One of the best parts of living intentionally is getting to know my neighbors better over time.
I first saw Desmond a long time ago at a soup kitchen. It wasn’t until he first came to a foot clinic that I had the courage to talk to him. Desmond is an older man originally from Ghana He’s quiet, shy and keeps to himself – but his eyes draw me in every time I see him. There’s a lot in there, and he keeps it to himself.
After our first foot clinic encounter, we had a trust built (it’s inevitable when you share an experience like toe nail clipping) and ever since, I’ve joyfully greeted Desmond when I’ve seen him. He often asks about the timing of the next foot clinic.
Last Saturday Desmond was one of the 20 who came to the foot clinic, and I made sure I timed it so I could do his feet. Soon we were engaged in chit chat as the guy getting his feet done beside, listened in, smiling at me from time to time – intrigued at the unlikely conversation.
After Desmond told me a little more of his story, where he came from, how long he’d been in the states, he began to disclose details of his life I wasn’t expecting.
First he began to tell me how he is in danger of being deported, and then Desmond shared with me about the voices in his head.
As if he was telling me about any other detail in his life, he told me about the voices. It felt so natural and normal, I had to remind my face not to react at the foreignness of the content.
Desmond looked at me with pleading eyes “The voices make me suffer! Sometimes they make me urinate on myself. Sometimes they make me shit my pants. The voices are bad and they make me suffer. Sometimes they make people touch me.”
As Desmond shared his suffering with me – tears began to gather in my eyes.
“There’s another voice. A good voice. It tells me that there’s a man. A man who has known me since I was a boy in Africa. This man is looking for me, and he will come and take me by the hand and take me home.”
The gathered tears fell.
A lot of people look at the life we’re living and think we are bringing Jesus to the outcast and marginalized.
I’m not sure there’s a better illustration to communicate how the exact opposite is more often true.
Desmond taught me something invaluable about God. Desmond showed me a side Jesus I have yet to intimately know.
At first I was so sad and broken over Desmond’s reality. I knew he was giving me a window into the suffering of the thousands in my neighborhood who are suffering from mental illness. What a gift, yet a hard thing to receive.
When Desmond told me about this “man” – I had no doubt he was telling me how Jesus is present with him. I don’t know if Desmond views this “man” as Jesus – and I honestly don’t think I can know. I also don’t believe it is my job to figure out. I do believe that “man” is Jesus – and the hope Desmond holds on to is the hope of Salvation – given to him from Jesus himself.
I have often wondered what the Gospel looks like for the mentally ill.
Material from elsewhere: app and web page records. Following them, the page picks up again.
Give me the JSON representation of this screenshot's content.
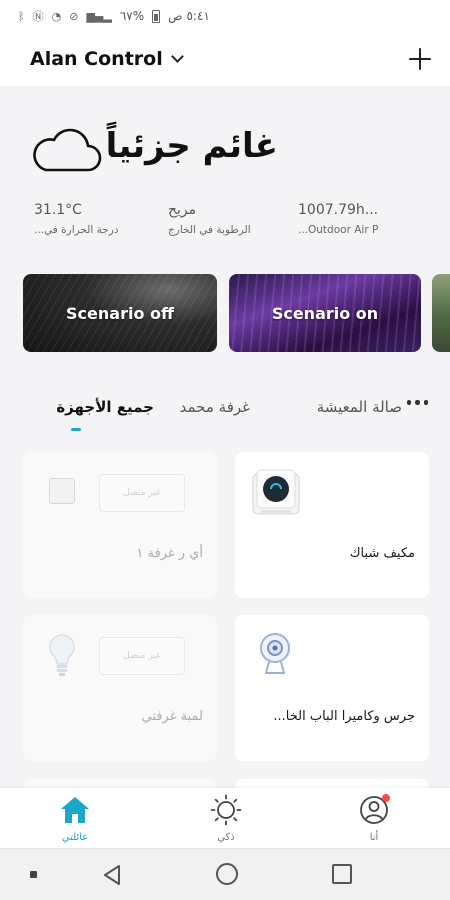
{
  "status_bar": {
    "time": "٥:٤١ ص",
    "battery": "%٦٧"
  },
  "header": {
    "home_name": "Alan Control"
  },
  "weather": {
    "condition": "غائم جزئياً",
    "temperature": {
      "value": "31.1°C",
      "label": "درجة الحرارة في..."
    },
    "humidity": {
      "value": "مريح",
      "label": "الرطوبة في الخارج"
    },
    "pressure": {
      "value": "1007.79h...",
      "label": "Outdoor Air P..."
    }
  },
  "scenarios": [
    {
      "label": "Scenario off"
    },
    {
      "label": "Scenario on"
    }
  ],
  "tabs": {
    "all": "جميع الأجهزة",
    "room_mohammed": "غرفة محمد",
    "living_room": "صالة المعيشة"
  },
  "devices": [
    {
      "name": "أي ر غرفة ١",
      "status": "غير متصل",
      "online": false,
      "icon": "sensor-icon"
    },
    {
      "name": "مكيف شباك",
      "online": true,
      "icon": "air-conditioner-icon"
    },
    {
      "name": "لمبة غرفتي",
      "status": "غير متصل",
      "online": false,
      "icon": "bulb-icon"
    },
    {
      "name": "جرس وكاميرا الباب الخا...",
      "online": true,
      "icon": "doorbell-camera-icon"
    }
  ],
  "bottom_nav": {
    "home": "عائلتي",
    "smart": "ذكي",
    "me": "أنا"
  },
  "colors": {
    "accent": "#1aa7c9",
    "notification": "#ff4a4a"
  }
}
I’ve wondered how the “logic” of the Gospel can be communicated to those whose minds are not on the same plane as mine. How could I ever communicate effectively – in a verbal way – the story of Jesus with someone who cannot “hear” it as I speak it?
As I sat there, massaging Desmond’s feet, listening to his beautiful and tragic story, I knew I was with Jesus. I also believe Desmond was with Jesus. We were both revealing Christ to each other. In this exchange my question was answered. Jesus is with us – especially when we are suffering because we are more in tune to Him.
I’m coming to believe my friends like Desmond don’t need to be preached at. They don’t need to “hear” the Gospel. They need Jesus to be incarnated and living in their neighborhood – bringing meaning to the presence of God already at work in their lives. It’s what we all need, isn’t it?
The Jesus in me that was tenderly taking care of Desmond’s feet, was joining the Jesus (or the “man”) in Desmond to strengthen the hope he has of deliverance from his suffering.
What else is there, really?